The National Security and Defense Council of Ukraine, which coordinates security policy, announced the decision on Friday, adding that the specifics would be announced separately in a presidential decree. President Volodymyr Zelenskiy has promised action to reduce oligarchs' influence on Ukraine.
"Mr Firtash has not been given advance notice nor has he had the opportunity to challenge the allegations before the Security Council," U.S. attorney Lanny Davis said in a statement.
"Since he has not been served with the decision of the Security Council, we will refrain from commenting, except to state that Mr Firtash categorically denies the allegations, which he says are wrong."
Firtash rose to become a wealthy and influential businessman in Ukraine. He has been indicted in the United States on bribery and racketeering charges. He denies wrongdoing and has fought extradition from Vienna.
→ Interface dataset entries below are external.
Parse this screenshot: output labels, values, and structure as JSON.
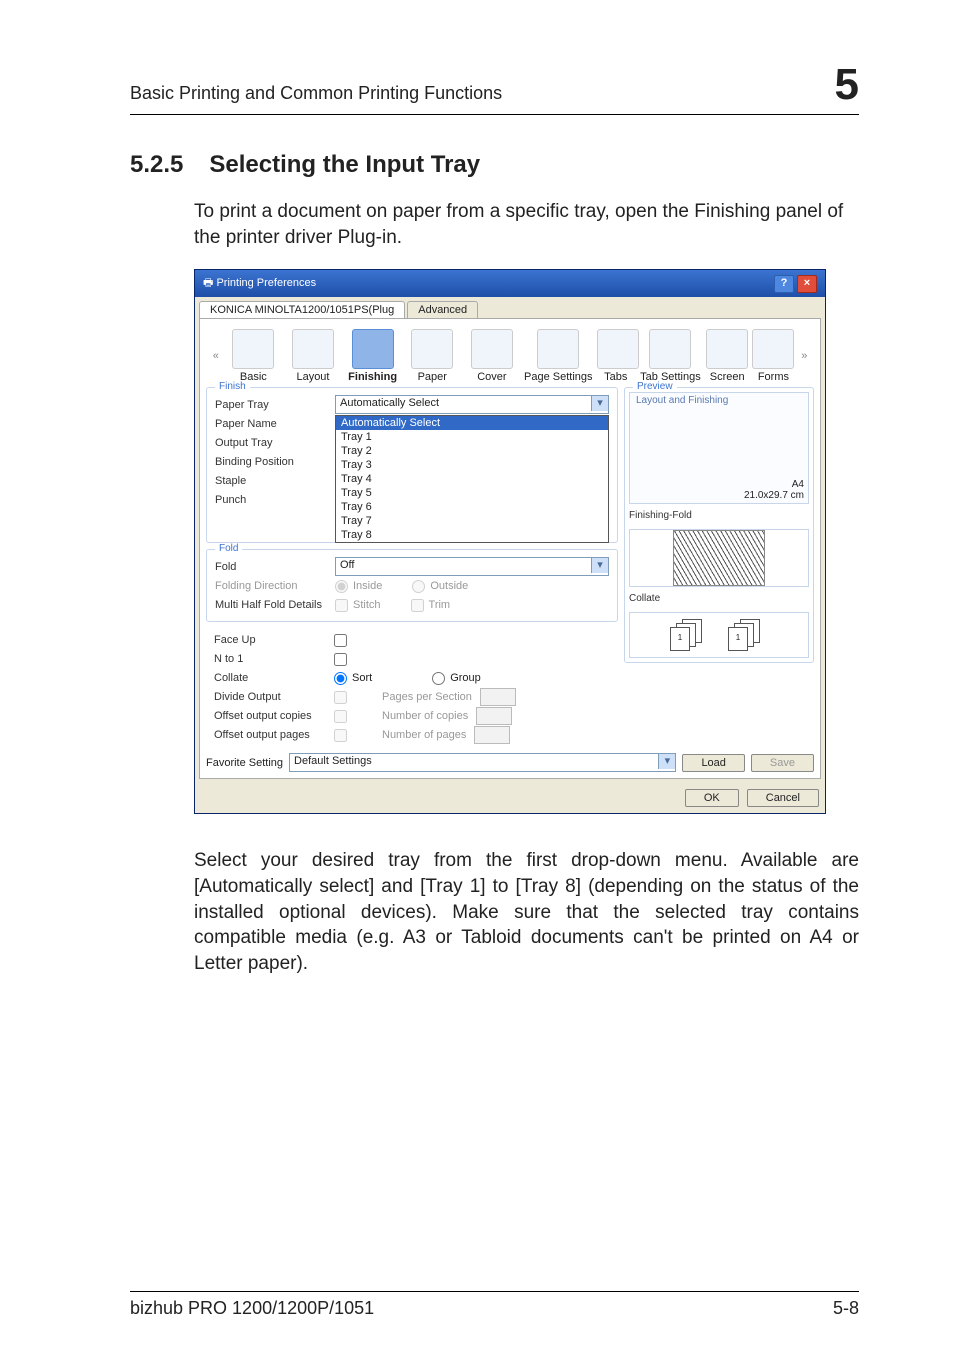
{
  "chapterNum": "5",
  "header": "Basic Printing and Common Printing Functions",
  "section": {
    "num": "5.2.5",
    "title": "Selecting the Input Tray"
  },
  "p1": "To print a document on paper from a specific tray, open the Finishing panel of the printer driver Plug-in.",
  "p2": "Select your desired tray from the first drop-down menu. Available are [Automatically select] and [Tray 1] to [Tray 8] (depending on the status of the installed optional devices). Make sure that the selected tray contains compatible media (e.g. A3 or Tabloid documents can't be printed on A4 or Letter paper).",
  "footer": {
    "left": "bizhub PRO 1200/1200P/1051",
    "right": "5-8"
  },
  "dlg": {
    "title": "Printing Preferences",
    "tabs": [
      "KONICA MINOLTA1200/1051PS(Plug",
      "Advanced"
    ],
    "icons": [
      "Basic",
      "Layout",
      "Finishing",
      "Paper",
      "Cover",
      "Page Settings",
      "Tabs",
      "Tab Settings",
      "Screen",
      "Forms"
    ],
    "finish": {
      "legend": "Finish",
      "paperTrayLab": "Paper Tray",
      "paperTrayVal": "Automatically Select",
      "menu": [
        "Automatically Select",
        "Tray 1",
        "Tray 2",
        "Tray 3",
        "Tray 4",
        "Tray 5",
        "Tray 6",
        "Tray 7",
        "Tray 8"
      ],
      "paperNameLab": "Paper Name",
      "outputTrayLab": "Output Tray",
      "bindingLab": "Binding Position",
      "stapleLab": "Staple",
      "punchLab": "Punch"
    },
    "fold": {
      "legend": "Fold",
      "foldLab": "Fold",
      "foldVal": "Off",
      "dirLab": "Folding Direction",
      "inside": "Inside",
      "outside": "Outside",
      "multiLab": "Multi Half Fold Details",
      "stitch": "Stitch",
      "trim": "Trim"
    },
    "lower": {
      "faceUp": "Face Up",
      "nto1": "N to 1",
      "collate": "Collate",
      "sort": "Sort",
      "group": "Group",
      "divide": "Divide Output",
      "pagesPer": "Pages per Section",
      "offsetCopies": "Offset output copies",
      "numCopies": "Number of copies",
      "offsetPages": "Offset output pages",
      "numPages": "Number of pages"
    },
    "preview": {
      "legend": "Preview",
      "layout": "Layout and Finishing",
      "size": "A4",
      "dim": "21.0x29.7 cm",
      "finFold": "Finishing-Fold",
      "collate": "Collate"
    },
    "fav": {
      "lab": "Favorite Setting",
      "val": "Default Settings",
      "load": "Load",
      "save": "Save"
    },
    "ok": "OK",
    "cancel": "Cancel"
  }
}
Relations between Ukraine and Russia collapsed after Russia's annexation of the Crimea peninsula in 2014 and support for separatist forces in the eastern Donbass region in a conflict that Kyiv says has killed 14,000 people.
(Reporting by Francois Murphy; Editing by Kevin Liffey and Peter Graff)